----- Provided data

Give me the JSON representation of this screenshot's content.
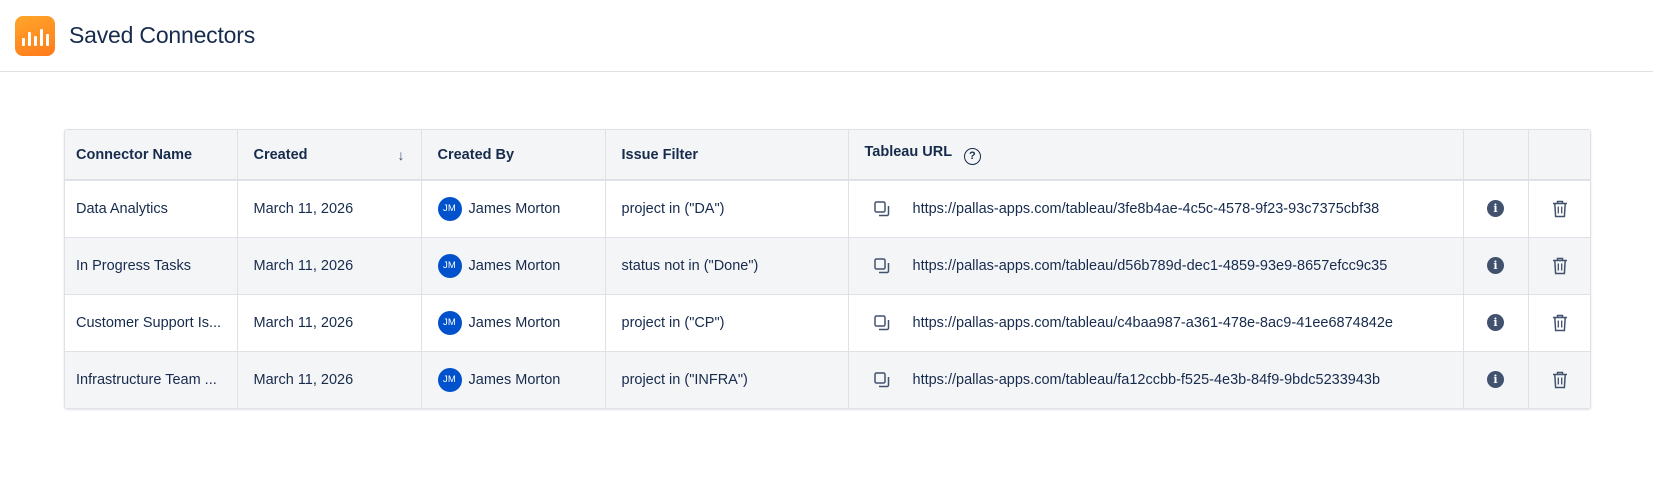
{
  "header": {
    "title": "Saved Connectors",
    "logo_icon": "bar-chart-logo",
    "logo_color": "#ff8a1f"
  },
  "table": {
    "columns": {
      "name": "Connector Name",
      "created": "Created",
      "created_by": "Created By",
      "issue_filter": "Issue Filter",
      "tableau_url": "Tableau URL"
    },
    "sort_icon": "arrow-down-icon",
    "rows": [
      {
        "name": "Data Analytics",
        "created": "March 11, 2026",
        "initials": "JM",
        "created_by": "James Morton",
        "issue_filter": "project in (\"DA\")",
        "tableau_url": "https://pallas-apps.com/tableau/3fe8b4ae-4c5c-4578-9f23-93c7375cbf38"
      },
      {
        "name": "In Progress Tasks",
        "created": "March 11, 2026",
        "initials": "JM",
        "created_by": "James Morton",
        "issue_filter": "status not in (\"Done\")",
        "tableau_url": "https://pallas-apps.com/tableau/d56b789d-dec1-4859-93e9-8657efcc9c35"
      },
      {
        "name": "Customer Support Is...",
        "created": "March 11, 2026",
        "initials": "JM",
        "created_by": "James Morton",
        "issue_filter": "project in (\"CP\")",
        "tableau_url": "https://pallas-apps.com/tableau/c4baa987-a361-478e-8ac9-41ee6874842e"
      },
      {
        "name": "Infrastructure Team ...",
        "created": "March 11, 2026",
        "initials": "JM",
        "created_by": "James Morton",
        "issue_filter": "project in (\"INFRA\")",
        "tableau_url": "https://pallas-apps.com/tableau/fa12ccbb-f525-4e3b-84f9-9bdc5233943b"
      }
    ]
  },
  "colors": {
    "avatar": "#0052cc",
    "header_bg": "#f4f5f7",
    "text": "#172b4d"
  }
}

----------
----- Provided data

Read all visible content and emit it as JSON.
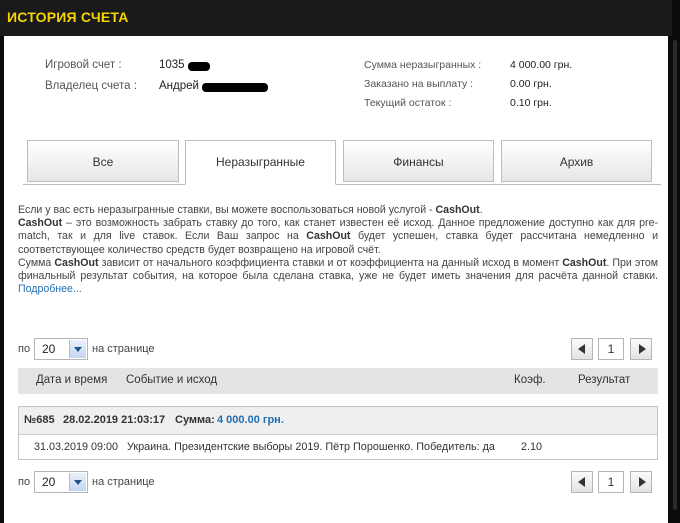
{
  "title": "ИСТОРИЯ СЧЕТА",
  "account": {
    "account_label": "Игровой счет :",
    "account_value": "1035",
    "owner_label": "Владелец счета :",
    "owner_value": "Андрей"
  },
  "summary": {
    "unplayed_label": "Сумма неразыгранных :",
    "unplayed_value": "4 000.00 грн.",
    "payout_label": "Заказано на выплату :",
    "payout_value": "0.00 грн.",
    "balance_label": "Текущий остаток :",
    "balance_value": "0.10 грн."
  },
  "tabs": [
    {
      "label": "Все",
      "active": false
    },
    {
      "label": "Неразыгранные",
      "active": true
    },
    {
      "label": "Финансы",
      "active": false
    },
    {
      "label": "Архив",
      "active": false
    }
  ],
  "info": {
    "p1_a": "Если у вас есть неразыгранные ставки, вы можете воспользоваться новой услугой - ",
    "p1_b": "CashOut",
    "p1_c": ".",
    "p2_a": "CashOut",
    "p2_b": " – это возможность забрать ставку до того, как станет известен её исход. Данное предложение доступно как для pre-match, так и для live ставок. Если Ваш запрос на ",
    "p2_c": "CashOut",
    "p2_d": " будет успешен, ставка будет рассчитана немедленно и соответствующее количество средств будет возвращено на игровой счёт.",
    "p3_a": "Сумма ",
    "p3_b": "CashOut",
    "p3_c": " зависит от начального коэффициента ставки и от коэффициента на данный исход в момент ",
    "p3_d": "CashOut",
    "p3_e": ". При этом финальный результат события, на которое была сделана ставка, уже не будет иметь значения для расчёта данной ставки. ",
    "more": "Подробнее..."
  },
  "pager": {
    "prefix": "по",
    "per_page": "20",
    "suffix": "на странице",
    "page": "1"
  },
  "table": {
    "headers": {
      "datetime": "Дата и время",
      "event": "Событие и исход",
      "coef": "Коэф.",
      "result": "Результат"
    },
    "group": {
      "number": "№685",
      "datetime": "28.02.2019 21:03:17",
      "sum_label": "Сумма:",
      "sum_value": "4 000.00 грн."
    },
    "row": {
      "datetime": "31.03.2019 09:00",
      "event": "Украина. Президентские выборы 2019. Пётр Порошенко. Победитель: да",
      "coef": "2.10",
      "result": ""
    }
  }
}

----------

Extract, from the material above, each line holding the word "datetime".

- _Answer area_
      "datetime": "Дата и время",
      "datetime": "28.02.2019 21:03:17",
      "datetime": "31.03.2019 09:00",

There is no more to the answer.